**Task to complete:** Using the data below, report how many lines hold the word "header". Include nothing else in the reply.

───── Material to process

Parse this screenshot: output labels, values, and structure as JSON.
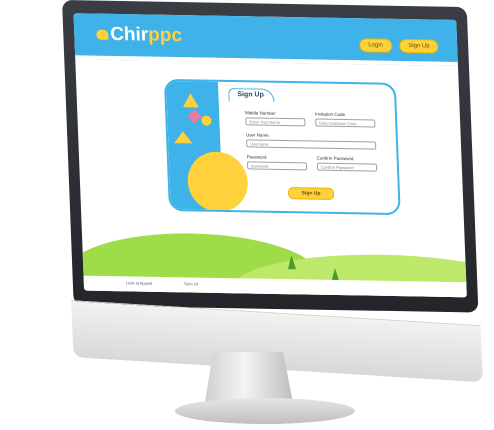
{
  "header": {
    "logo_prefix": "Chir",
    "logo_highlight": "ppc",
    "login_label": "Login",
    "signup_label": "Sign Up"
  },
  "form": {
    "title": "Sign Up",
    "fields": {
      "name": {
        "label": "Middle Number",
        "placeholder": "Enter Your Name"
      },
      "invite": {
        "label": "Invitation Code",
        "placeholder": "Enter Invitation Code"
      },
      "username": {
        "label": "User Name",
        "placeholder": "Username"
      },
      "password": {
        "label": "Password",
        "placeholder": "password"
      },
      "confirm": {
        "label": "Confirm Password",
        "placeholder": "Confirm Password"
      }
    },
    "submit_label": "Sign Up"
  },
  "footer": {
    "link1": "Look at Appeal",
    "link2": "Term Of"
  },
  "colors": {
    "primary": "#3fb3e9",
    "accent": "#ffd23c",
    "pink": "#e97c9d",
    "grass": "#9fdc49"
  }
}
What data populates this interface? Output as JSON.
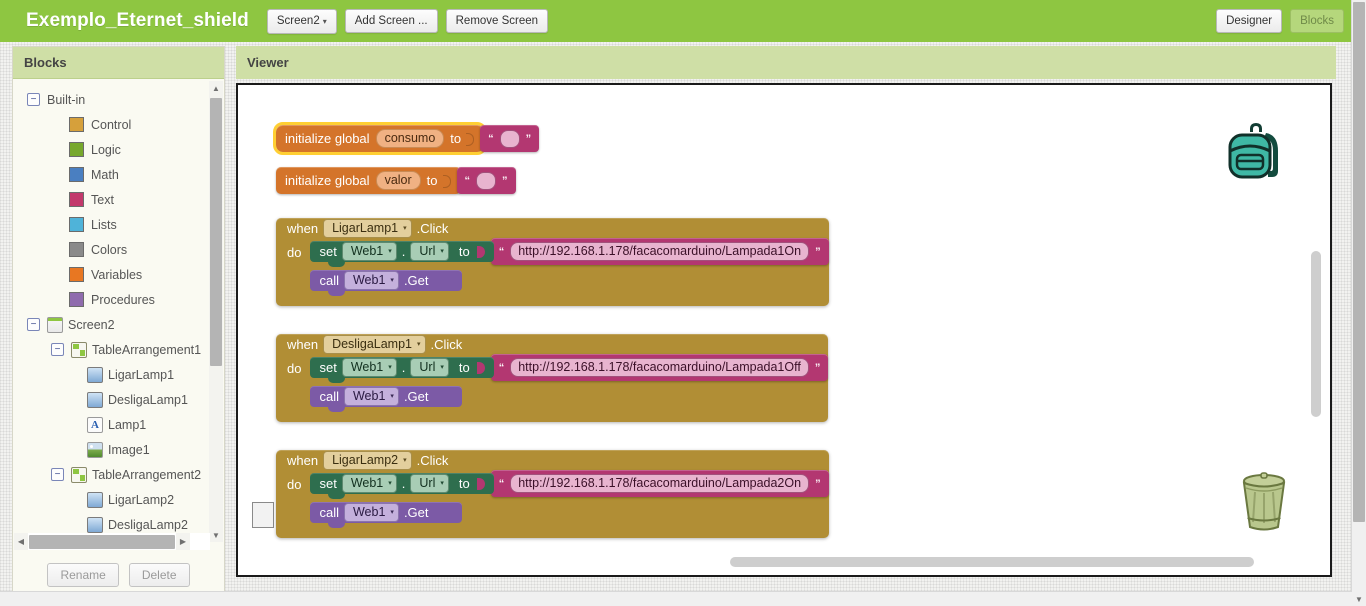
{
  "topbar": {
    "project_title": "Exemplo_Eternet_shield",
    "screen_selector": "Screen2",
    "caret": "▾",
    "add_screen": "Add Screen ...",
    "remove_screen": "Remove Screen",
    "designer_tab": "Designer",
    "blocks_tab": "Blocks",
    "accent_green": "#8ec641"
  },
  "left_panel": {
    "header": "Blocks",
    "toggle_open": "−",
    "tree": {
      "builtin": {
        "label": "Built-in",
        "items": [
          {
            "label": "Control",
            "color": "#d6a03b"
          },
          {
            "label": "Logic",
            "color": "#77a82c"
          },
          {
            "label": "Math",
            "color": "#4a7fc1"
          },
          {
            "label": "Text",
            "color": "#c2386b"
          },
          {
            "label": "Lists",
            "color": "#4fb3d9"
          },
          {
            "label": "Colors",
            "color": "#8a8a8a"
          },
          {
            "label": "Variables",
            "color": "#e87722"
          },
          {
            "label": "Procedures",
            "color": "#8f6bad"
          }
        ]
      },
      "screen": {
        "label": "Screen2",
        "children": [
          {
            "label": "TableArrangement1",
            "icon": "table-arrangement-icon",
            "level": 2
          },
          {
            "label": "LigarLamp1",
            "icon": "button-icon",
            "level": 3
          },
          {
            "label": "DesligaLamp1",
            "icon": "button-icon",
            "level": 3
          },
          {
            "label": "Lamp1",
            "icon": "label-icon",
            "level": 3
          },
          {
            "label": "Image1",
            "icon": "image-icon",
            "level": 3
          },
          {
            "label": "TableArrangement2",
            "icon": "table-arrangement-icon",
            "level": 2
          },
          {
            "label": "LigarLamp2",
            "icon": "button-icon",
            "level": 3
          },
          {
            "label": "DesligaLamp2",
            "icon": "button-icon",
            "level": 3
          }
        ]
      }
    },
    "rename_button": "Rename",
    "delete_button": "Delete",
    "scroll_arrow_up": "▲",
    "scroll_arrow_down": "▼",
    "scroll_arrow_left": "◀",
    "scroll_arrow_right": "▶"
  },
  "viewer": {
    "header": "Viewer",
    "backpack_icon": "backpack-icon",
    "trash_icon": "trash-icon"
  },
  "blocks": {
    "globals": [
      {
        "prefix": "initialize global",
        "name": "consumo",
        "to": "to",
        "value": "",
        "selected": true
      },
      {
        "prefix": "initialize global",
        "name": "valor",
        "to": "to",
        "value": "",
        "selected": false
      }
    ],
    "events": [
      {
        "when": "when",
        "component": "LigarLamp1",
        "event": ".Click",
        "do": "do",
        "set_label": "set",
        "set_component": "Web1",
        "set_dot": ".",
        "set_property": "Url",
        "set_to": "to",
        "url": "http://192.168.1.178/facacomarduino/Lampada1On",
        "call_label": "call",
        "call_component": "Web1",
        "call_method": ".Get"
      },
      {
        "when": "when",
        "component": "DesligaLamp1",
        "event": ".Click",
        "do": "do",
        "set_label": "set",
        "set_component": "Web1",
        "set_dot": ".",
        "set_property": "Url",
        "set_to": "to",
        "url": "http://192.168.1.178/facacomarduino/Lampada1Off",
        "call_label": "call",
        "call_component": "Web1",
        "call_method": ".Get"
      },
      {
        "when": "when",
        "component": "LigarLamp2",
        "event": ".Click",
        "do": "do",
        "set_label": "set",
        "set_component": "Web1",
        "set_dot": ".",
        "set_property": "Url",
        "set_to": "to",
        "url": "http://192.168.1.178/facacomarduino/Lampada2On",
        "call_label": "call",
        "call_component": "Web1",
        "call_method": ".Get"
      }
    ],
    "dropdown_arrow": "▾",
    "quote_open": "“",
    "quote_close": "”",
    "colors": {
      "variable_orange": "#d4742a",
      "text_magenta": "#b33771",
      "event_gold": "#b18e35",
      "setter_green": "#2e6e4e",
      "call_purple": "#7c5aa6",
      "selection_highlight": "#ffcf33"
    }
  }
}
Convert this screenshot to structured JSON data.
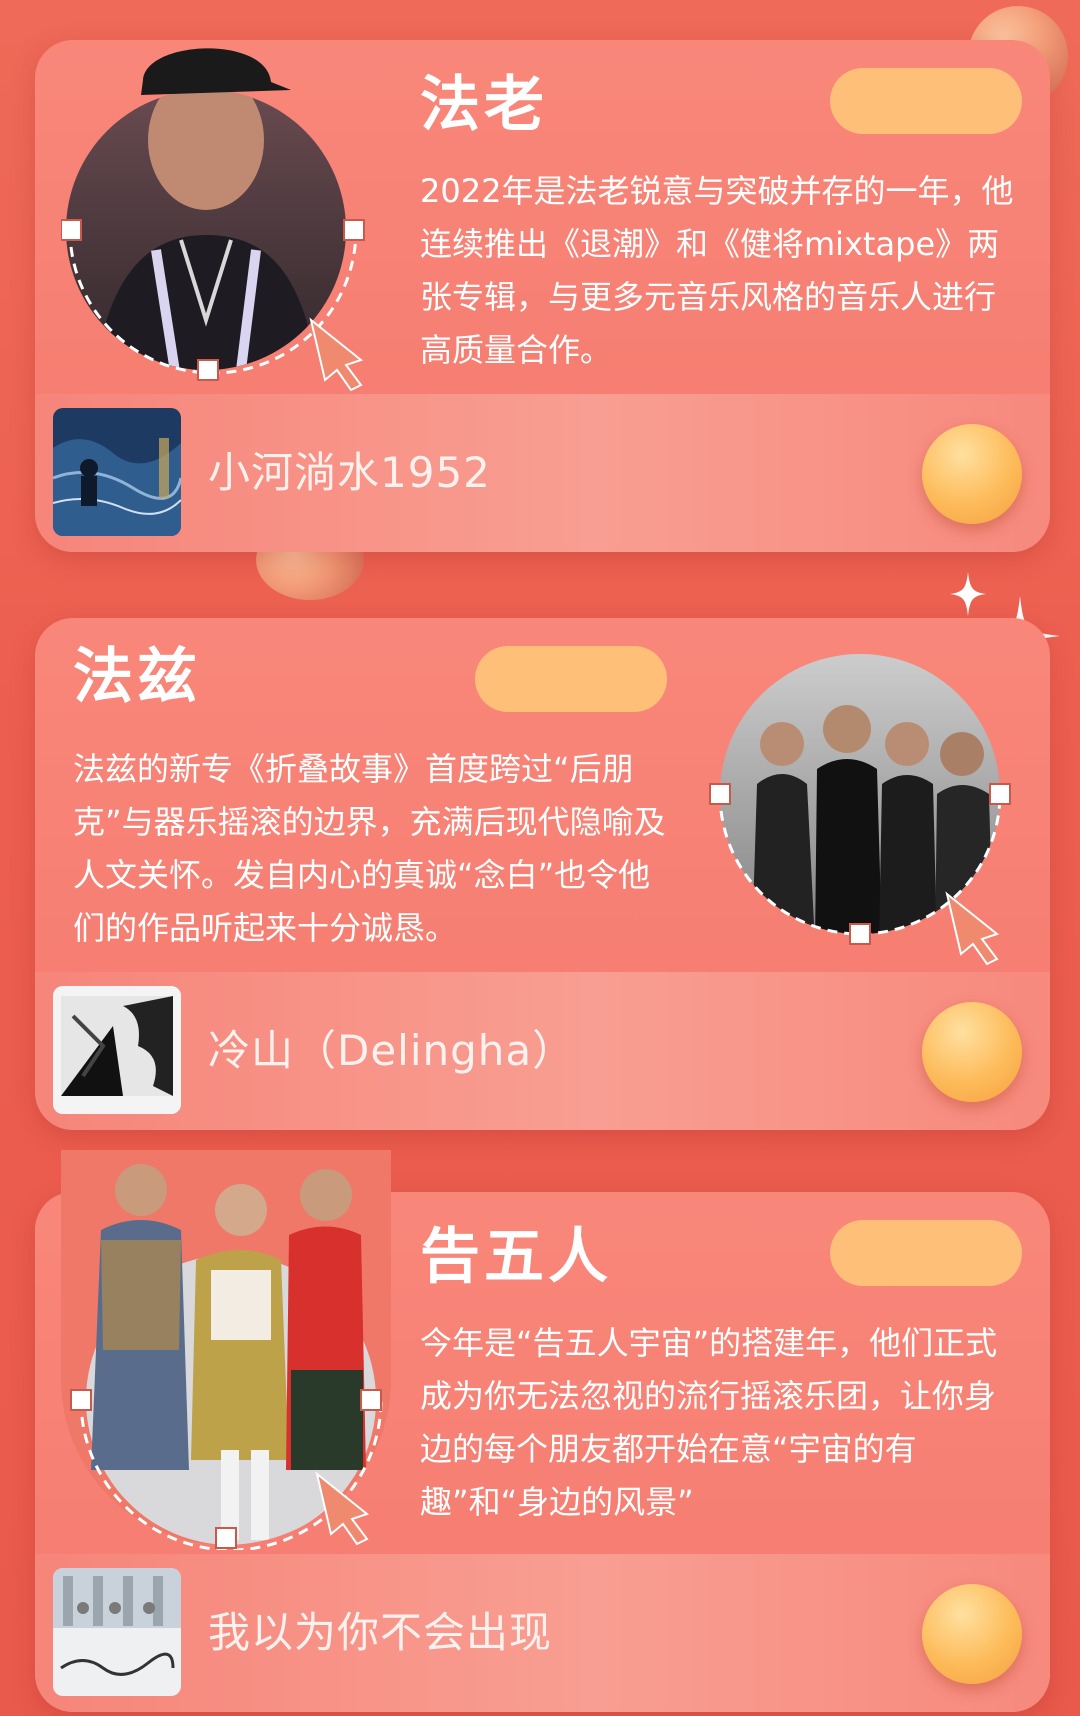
{
  "colors": {
    "background": "#ec5e4f",
    "card": "#f6806f",
    "pill": "#fec079",
    "play_button": "#fdbb5a",
    "text": "#ffffff"
  },
  "cards": [
    {
      "artist": "法老",
      "description": "2022年是法老锐意与突破并存的一年，他连续推出《退潮》和《健将mixtape》两张专辑，与更多元音乐风格的音乐人进行高质量合作。",
      "song": "小河淌水1952",
      "photo_icon": "artist-portrait-icon",
      "cover_icon": "album-cover-icon"
    },
    {
      "artist": "法兹",
      "description": "法兹的新专《折叠故事》首度跨过“后朋克”与器乐摇滚的边界，充满后现代隐喻及人文关怀。发自内心的真诚“念白”也令他们的作品听起来十分诚恳。",
      "song": "冷山（Delingha）",
      "photo_icon": "band-photo-icon",
      "cover_icon": "album-cover-icon"
    },
    {
      "artist": "告五人",
      "description": "今年是“告五人宇宙”的搭建年，他们正式成为你无法忽视的流行摇滚乐团，让你身边的每个朋友都开始在意“宇宙的有趣”和“身边的风景”",
      "song": "我以为你不会出现",
      "photo_icon": "band-photo-icon",
      "cover_icon": "album-cover-icon"
    }
  ]
}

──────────

**Expected answer:** 3